▶ Task details: The listing below should be printed exactly, every line of it. Skip the pictures.

▶ Records:
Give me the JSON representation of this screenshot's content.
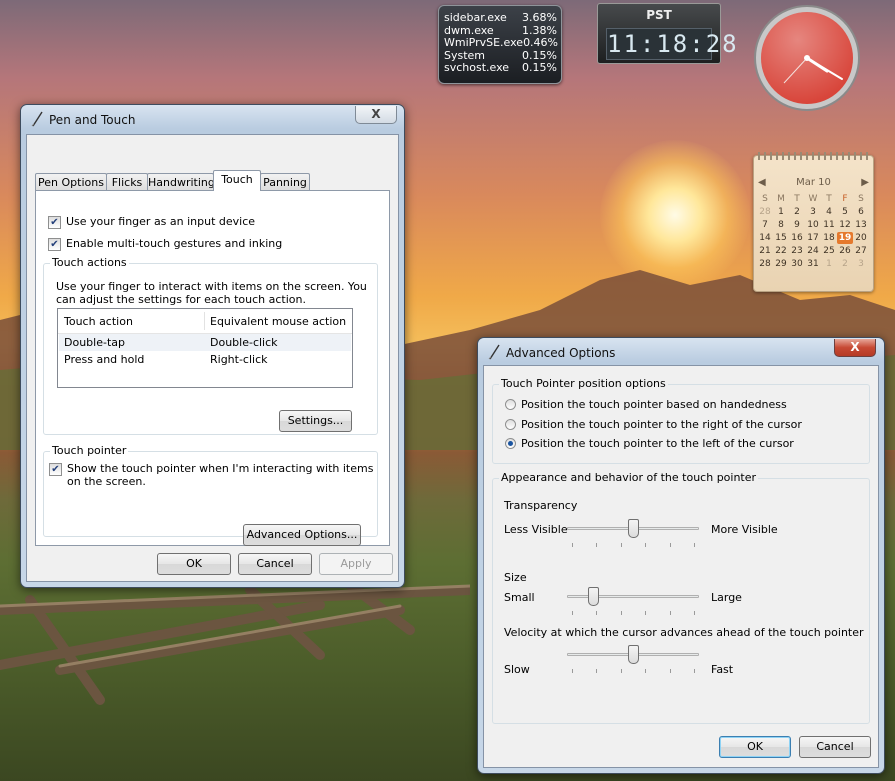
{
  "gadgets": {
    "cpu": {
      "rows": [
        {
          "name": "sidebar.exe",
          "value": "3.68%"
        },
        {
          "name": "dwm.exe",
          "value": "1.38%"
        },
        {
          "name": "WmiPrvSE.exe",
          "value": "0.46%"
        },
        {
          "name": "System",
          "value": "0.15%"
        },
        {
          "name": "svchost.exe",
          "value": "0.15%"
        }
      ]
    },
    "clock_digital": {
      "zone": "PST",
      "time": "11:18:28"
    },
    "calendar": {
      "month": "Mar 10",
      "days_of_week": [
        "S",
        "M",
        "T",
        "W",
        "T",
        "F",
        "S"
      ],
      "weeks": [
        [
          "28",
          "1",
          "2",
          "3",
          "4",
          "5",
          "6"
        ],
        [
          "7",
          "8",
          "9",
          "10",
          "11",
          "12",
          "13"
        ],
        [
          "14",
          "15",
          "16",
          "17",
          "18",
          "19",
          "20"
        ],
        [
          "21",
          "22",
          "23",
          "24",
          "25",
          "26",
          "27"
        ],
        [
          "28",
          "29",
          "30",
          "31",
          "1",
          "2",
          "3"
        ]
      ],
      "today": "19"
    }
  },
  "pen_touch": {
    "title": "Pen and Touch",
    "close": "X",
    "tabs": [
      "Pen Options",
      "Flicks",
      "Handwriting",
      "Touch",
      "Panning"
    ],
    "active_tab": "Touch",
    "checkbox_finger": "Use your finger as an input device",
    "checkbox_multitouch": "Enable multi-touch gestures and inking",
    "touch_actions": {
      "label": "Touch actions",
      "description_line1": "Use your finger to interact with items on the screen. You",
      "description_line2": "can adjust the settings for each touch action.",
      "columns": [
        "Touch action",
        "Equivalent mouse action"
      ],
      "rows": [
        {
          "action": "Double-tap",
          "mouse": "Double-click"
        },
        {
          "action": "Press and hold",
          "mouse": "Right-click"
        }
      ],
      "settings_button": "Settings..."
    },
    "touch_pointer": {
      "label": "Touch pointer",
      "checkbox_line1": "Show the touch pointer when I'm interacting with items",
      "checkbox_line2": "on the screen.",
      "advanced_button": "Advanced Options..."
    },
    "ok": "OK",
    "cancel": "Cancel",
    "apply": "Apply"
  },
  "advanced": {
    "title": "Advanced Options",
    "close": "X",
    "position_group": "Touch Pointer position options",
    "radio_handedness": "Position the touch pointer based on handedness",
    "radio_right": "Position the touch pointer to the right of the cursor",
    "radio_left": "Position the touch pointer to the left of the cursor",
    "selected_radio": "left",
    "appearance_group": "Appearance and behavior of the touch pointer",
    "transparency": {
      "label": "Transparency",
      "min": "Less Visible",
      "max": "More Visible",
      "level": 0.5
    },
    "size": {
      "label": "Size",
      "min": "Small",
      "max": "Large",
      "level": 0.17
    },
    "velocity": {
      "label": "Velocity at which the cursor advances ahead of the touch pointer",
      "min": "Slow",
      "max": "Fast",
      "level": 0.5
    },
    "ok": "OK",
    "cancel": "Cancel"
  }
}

▶ Answer to the exercise:
Give me the JSON representation of this screenshot's content.
{
  "gadgets": {
    "cpu": {
      "rows": [
        {
          "name": "sidebar.exe",
          "value": "3.68%"
        },
        {
          "name": "dwm.exe",
          "value": "1.38%"
        },
        {
          "name": "WmiPrvSE.exe",
          "value": "0.46%"
        },
        {
          "name": "System",
          "value": "0.15%"
        },
        {
          "name": "svchost.exe",
          "value": "0.15%"
        }
      ]
    },
    "clock_digital": {
      "zone": "PST",
      "time": "11:18:28"
    },
    "calendar": {
      "month": "Mar 10",
      "days_of_week": [
        "S",
        "M",
        "T",
        "W",
        "T",
        "F",
        "S"
      ],
      "weeks": [
        [
          "28",
          "1",
          "2",
          "3",
          "4",
          "5",
          "6"
        ],
        [
          "7",
          "8",
          "9",
          "10",
          "11",
          "12",
          "13"
        ],
        [
          "14",
          "15",
          "16",
          "17",
          "18",
          "19",
          "20"
        ],
        [
          "21",
          "22",
          "23",
          "24",
          "25",
          "26",
          "27"
        ],
        [
          "28",
          "29",
          "30",
          "31",
          "1",
          "2",
          "3"
        ]
      ],
      "today": "19"
    }
  },
  "pen_touch": {
    "title": "Pen and Touch",
    "close": "X",
    "tabs": [
      "Pen Options",
      "Flicks",
      "Handwriting",
      "Touch",
      "Panning"
    ],
    "active_tab": "Touch",
    "checkbox_finger": "Use your finger as an input device",
    "checkbox_multitouch": "Enable multi-touch gestures and inking",
    "touch_actions": {
      "label": "Touch actions",
      "description_line1": "Use your finger to interact with items on the screen. You",
      "description_line2": "can adjust the settings for each touch action.",
      "columns": [
        "Touch action",
        "Equivalent mouse action"
      ],
      "rows": [
        {
          "action": "Double-tap",
          "mouse": "Double-click"
        },
        {
          "action": "Press and hold",
          "mouse": "Right-click"
        }
      ],
      "settings_button": "Settings..."
    },
    "touch_pointer": {
      "label": "Touch pointer",
      "checkbox_line1": "Show the touch pointer when I'm interacting with items",
      "checkbox_line2": "on the screen.",
      "advanced_button": "Advanced Options..."
    },
    "ok": "OK",
    "cancel": "Cancel",
    "apply": "Apply"
  },
  "advanced": {
    "title": "Advanced Options",
    "close": "X",
    "position_group": "Touch Pointer position options",
    "radio_handedness": "Position the touch pointer based on handedness",
    "radio_right": "Position the touch pointer to the right of the cursor",
    "radio_left": "Position the touch pointer to the left of the cursor",
    "selected_radio": "left",
    "appearance_group": "Appearance and behavior of the touch pointer",
    "transparency": {
      "label": "Transparency",
      "min": "Less Visible",
      "max": "More Visible",
      "level": 0.5
    },
    "size": {
      "label": "Size",
      "min": "Small",
      "max": "Large",
      "level": 0.17
    },
    "velocity": {
      "label": "Velocity at which the cursor advances ahead of the touch pointer",
      "min": "Slow",
      "max": "Fast",
      "level": 0.5
    },
    "ok": "OK",
    "cancel": "Cancel"
  }
}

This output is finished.